Clinician burnout is a real problem that’s been growing steadily for many years now. In fact, more than 50 percent of physicians claim to be affected by burnout, while one-third of new registered nurses seek another profession within a year. And besides the personal toll, if clinicians are physically and emotionally exhausted, their overall performance and effectiveness threatens the health and well-being of patients.
So what’s driving this problem? While there are many contributing factors to this epidemic, the architecture of our hospitals plays a pretty big role in contributing to their stress. For a quick example, many clinics are in a separate building far away from the conference space where grand rounds are held, which contributes to doctors being late for appointments, frustrating both staff and patients.
In the realm of hospital renovations, patient comfort and spatial efficiency tend to be the top priority for architects as they revamp aging facilities. This is a valid strategy, however the comfort of clinicians is often overlooked.
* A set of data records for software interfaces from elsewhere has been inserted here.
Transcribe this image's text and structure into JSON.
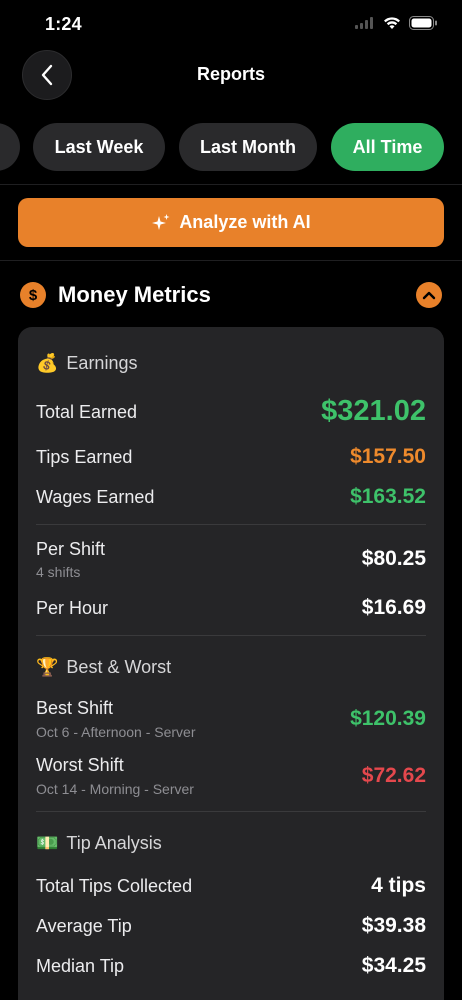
{
  "status": {
    "time": "1:24"
  },
  "nav": {
    "title": "Reports",
    "back_icon": "chevron-left-icon"
  },
  "filters": [
    {
      "label": "Last Week",
      "active": false
    },
    {
      "label": "Last Month",
      "active": false
    },
    {
      "label": "All Time",
      "active": true
    }
  ],
  "ai_button": {
    "label": "Analyze with AI",
    "icon": "sparkles-icon"
  },
  "section": {
    "title": "Money Metrics",
    "icon": "dollar-icon",
    "symbol": "$",
    "collapse_icon": "chevron-up-icon"
  },
  "earnings": {
    "header": "Earnings",
    "emoji": "💰",
    "total_label": "Total Earned",
    "total_value": "$321.02",
    "tips_label": "Tips Earned",
    "tips_value": "$157.50",
    "wages_label": "Wages Earned",
    "wages_value": "$163.52",
    "per_shift_label": "Per Shift",
    "per_shift_sub": "4 shifts",
    "per_shift_value": "$80.25",
    "per_hour_label": "Per Hour",
    "per_hour_value": "$16.69"
  },
  "best_worst": {
    "header": "Best & Worst",
    "emoji": "🏆",
    "best_label": "Best Shift",
    "best_sub": "Oct 6 - Afternoon - Server",
    "best_value": "$120.39",
    "worst_label": "Worst Shift",
    "worst_sub": "Oct 14 - Morning - Server",
    "worst_value": "$72.62"
  },
  "tips": {
    "header": "Tip Analysis",
    "emoji": "💵",
    "total_label": "Total Tips Collected",
    "total_value": "4 tips",
    "avg_label": "Average Tip",
    "avg_value": "$39.38",
    "median_label": "Median Tip",
    "median_value": "$34.25"
  },
  "colors": {
    "accent_orange": "#e8812a",
    "accent_green": "#2fae5f",
    "positive": "#3ec26a",
    "negative": "#e5484d"
  }
}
Here are a few ways we can combat clinical burnout with thoughtful architecture.
On-Site Exercise Facilities
An on-site fitness facility can be an extremely useful asset in combating clinical burnout. By addressing clinical fitness in an efficient, effective and employee-friendly way, many healthcare concerns including cardiovascular disease and large amounts of stress could be significantly reduced within an organization.
Convenient Access to Healthy Food
Healthcare systems are often among the largest institutional food buyers, and each meal should be promoting health for not only the hospital staff, but the patients as well.
Some ideas to get you started are:
1. Partnering with mobile food programs to make healthy food more accessible.
2. Host farmer’s markets and CSAs on hospital grounds.
3. Removing fast food from the hospital.
Meditation, Massage Rooms and More
Massage rooms can be an invaluable resource for a hospital. Massages offered to hospital staff usually consists of 10- to 20-minute chair massages on the hospital floor, primarily for alleviating stress and tension. This type of massage is very similar to chair massage offered in corporate offices, although this massage is administered in a high-stress environment to people who are working with patients who have very serious health conditions.
Some hospitals even teach classes on meditation, deep breathing, and other relaxation techniques that doctors and nurses can draw from in a stressful moment when massages aren’t an option.
Design Can Promote Resiliency
As healthcare facility planners, we need to be creating designs that not only solve your patient and care needs, but also promotes staff resiliency. And most importantly, we must acknowledge and address the growing problem of clinician burnout.